- April 26 – E. J. Pratt, Canadian poet (b. 1882)
- April 29 – J. M. Kerrigan, Irish actor (b. 1884)
- July 1 – Pierre Monteux, French conductor (b. 1875)
- July 2 – Glenn "Fireball" Roberts, American race car driver and a member of the NASCAR Hall of Fame (b. 1929)
- July 4 – Hank Sylvern, U.S. radio personality (b. 1908)
- July 7 – Lillian Copeland, American athlete (b. 1904)
- July 13 – Stephen Galatti, Director of AFS, American Field Service (b. 1888)
- July 16 – Alfred Junge, German-born art director (b. 1886)
- July 23 – Thakin Kodaw Hmaing, Burmese poet and politician (b. 1876)

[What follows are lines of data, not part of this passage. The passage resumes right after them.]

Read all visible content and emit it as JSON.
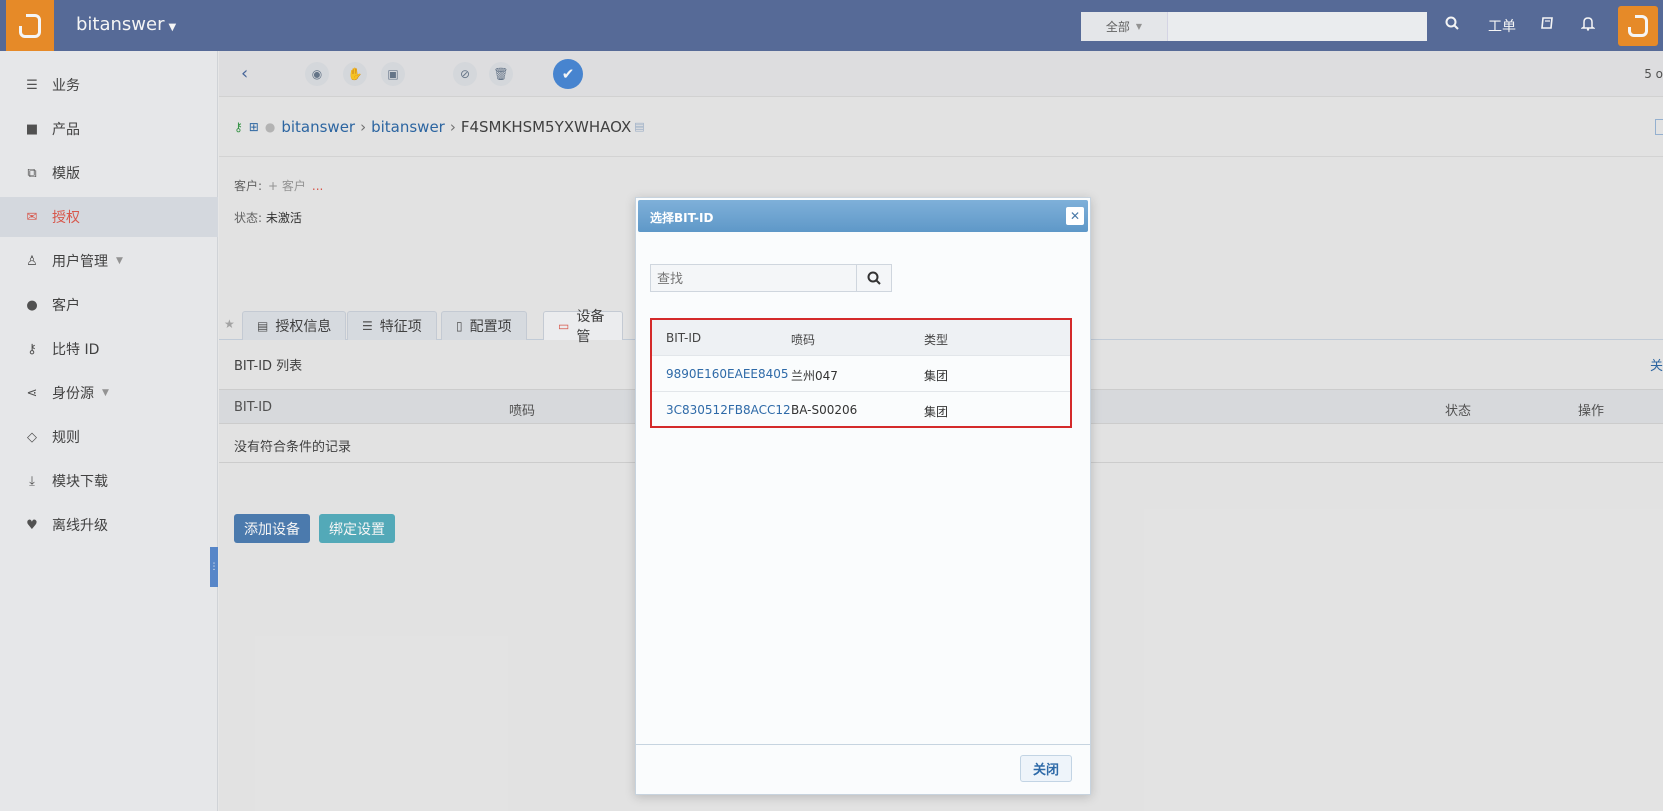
{
  "topbar": {
    "app_name": "bitanswer",
    "search_scope": "全部",
    "search_placeholder": "",
    "ticket_label": "工单"
  },
  "sidebar": {
    "items": [
      {
        "label": "业务",
        "icon": "sliders-icon"
      },
      {
        "label": "产品",
        "icon": "briefcase-icon"
      },
      {
        "label": "模版",
        "icon": "clone-icon"
      },
      {
        "label": "授权",
        "icon": "envelope-icon",
        "active": true
      },
      {
        "label": "用户管理",
        "icon": "user-icon"
      },
      {
        "label": "客户",
        "icon": "person-icon"
      },
      {
        "label": "比特 ID",
        "icon": "key-icon"
      },
      {
        "label": "身份源",
        "icon": "share-icon"
      },
      {
        "label": "规则",
        "icon": "diamond-icon"
      },
      {
        "label": "模块下载",
        "icon": "download-icon"
      },
      {
        "label": "离线升级",
        "icon": "heartbeat-icon"
      }
    ]
  },
  "toolbar": {
    "pager": "5 o"
  },
  "breadcrumb": {
    "parts": [
      "bitanswer",
      "bitanswer"
    ],
    "current": "F4SMKHSM5YXWHAOX"
  },
  "meta": {
    "customer_label": "客户:",
    "customer_add": "+ 客户",
    "customer_more": "...",
    "status_label": "状态:",
    "status_value": "未激活"
  },
  "tabs": [
    {
      "label": "授权信息",
      "icon": "list-alt-icon"
    },
    {
      "label": "特征项",
      "icon": "list-icon"
    },
    {
      "label": "配置项",
      "icon": "file-icon"
    },
    {
      "label": "设备管",
      "icon": "laptop-icon",
      "active": true
    }
  ],
  "list": {
    "title": "BIT-ID 列表",
    "right_text": "关",
    "columns": [
      "BIT-ID",
      "喷码",
      "状态",
      "操作"
    ],
    "empty_text": "没有符合条件的记录",
    "add_button": "添加设备",
    "bind_button": "绑定设置"
  },
  "modal": {
    "title": "选择BIT-ID",
    "search_placeholder": "查找",
    "columns": [
      "BIT-ID",
      "喷码",
      "类型"
    ],
    "rows": [
      {
        "id": "9890E160EAEE8405",
        "code": "兰州047",
        "type": "集团"
      },
      {
        "id": "3C830512FB8ACC12",
        "code": "BA-S00206",
        "type": "集团"
      }
    ],
    "close_button": "关闭"
  },
  "colors": {
    "topbar": "#5a6f9e",
    "brand_orange": "#f0902a",
    "active_nav": "#e05b4f",
    "link": "#2e6aa8",
    "highlight_border": "#d42a2a"
  }
}
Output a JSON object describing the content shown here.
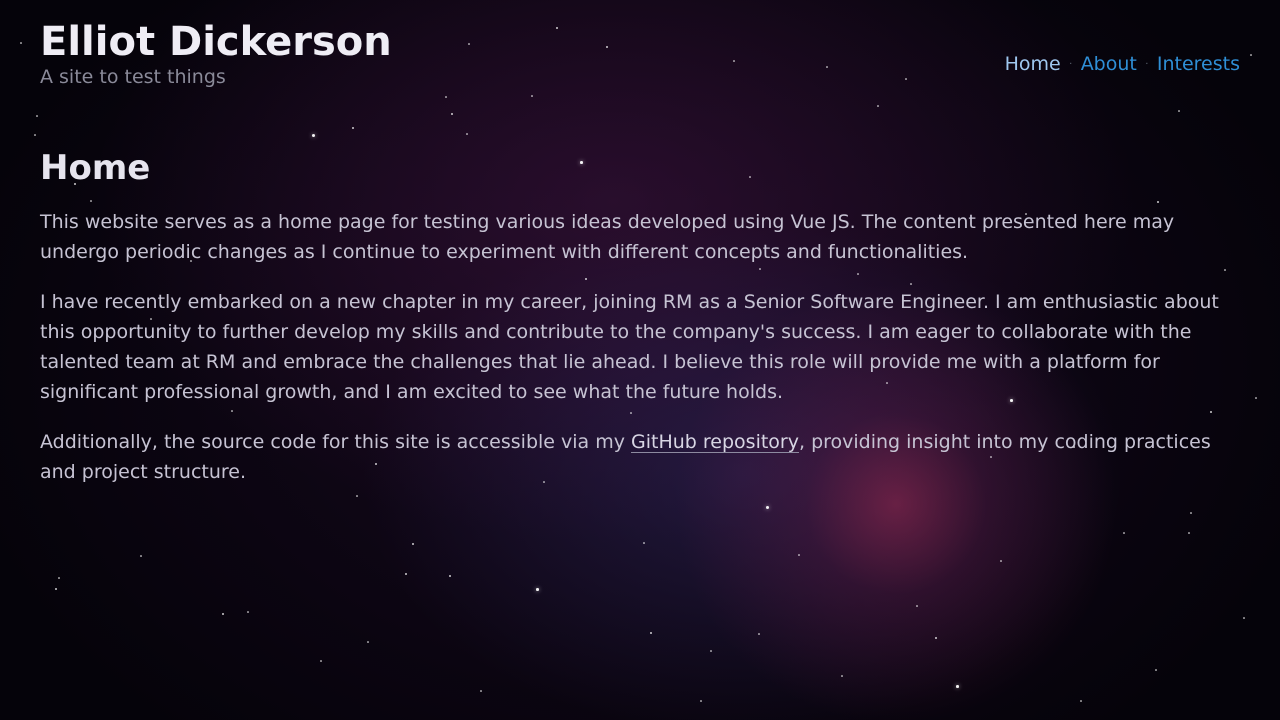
{
  "site": {
    "title": "Elliot Dickerson",
    "tagline": "A site to test things"
  },
  "nav": {
    "items": [
      {
        "label": "Home",
        "active": true
      },
      {
        "label": "About",
        "active": false
      },
      {
        "label": "Interests",
        "active": false
      }
    ],
    "separator": "·"
  },
  "main": {
    "title": "Home",
    "paragraphs": [
      "This website serves as a home page for testing various ideas developed using Vue JS. The content presented here may undergo periodic changes as I continue to experiment with different concepts and functionalities.",
      "I have recently embarked on a new chapter in my career, joining RM as a Senior Software Engineer. I am enthusiastic about this opportunity to further develop my skills and contribute to the company's success. I am eager to collaborate with the talented team at RM and embrace the challenges that lie ahead. I believe this role will provide me with a platform for significant professional growth, and I am excited to see what the future holds."
    ],
    "source": {
      "before": "Additionally, the source code for this site is accessible via my ",
      "link": "GitHub repository",
      "after": ", providing insight into my coding practices and project structure."
    }
  },
  "colors": {
    "link": "#2f8fd6",
    "link_active": "#9fc7ef",
    "title": "#efedf5",
    "text": "#c6c3d3",
    "tagline": "#8a8a99"
  }
}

- July 26 – William A. Seiter, American film director (b. 1890)
- July 29 – Vean Gregg, American baseball player (b. 1885)
- July 31 – Jim Reeves, American country singer (b. 1923)
- December 1 – J. B. S. Haldane, British geneticist (b. 1892)
- December 3 – Charles P. Snyder, American admiral (b. 1879)
- December 5 – V. Veerasingam, Ceylon Tamil teacher and politician (b. 1892)
- December 6 – Consuelo Vanderbilt, Duchess of Marlborough (b. 1877)
- December 9 – Dame Edith Sitwell, British poet (b. 1887)
- December 11
- December 14
- December 17 – Victor Francis Hess, Austrian-born physicist, Nobel Prize laureate (b. 1883)
- December 21 – Carl Van Vechten, American writer and photographer (b. 1880)
- December 28 – Cliff Sterrett, American cartoonist (b. 1883)
- December 29 – Vladimir Favorsky, Russian artist and engraver (b. 1886)
- December 31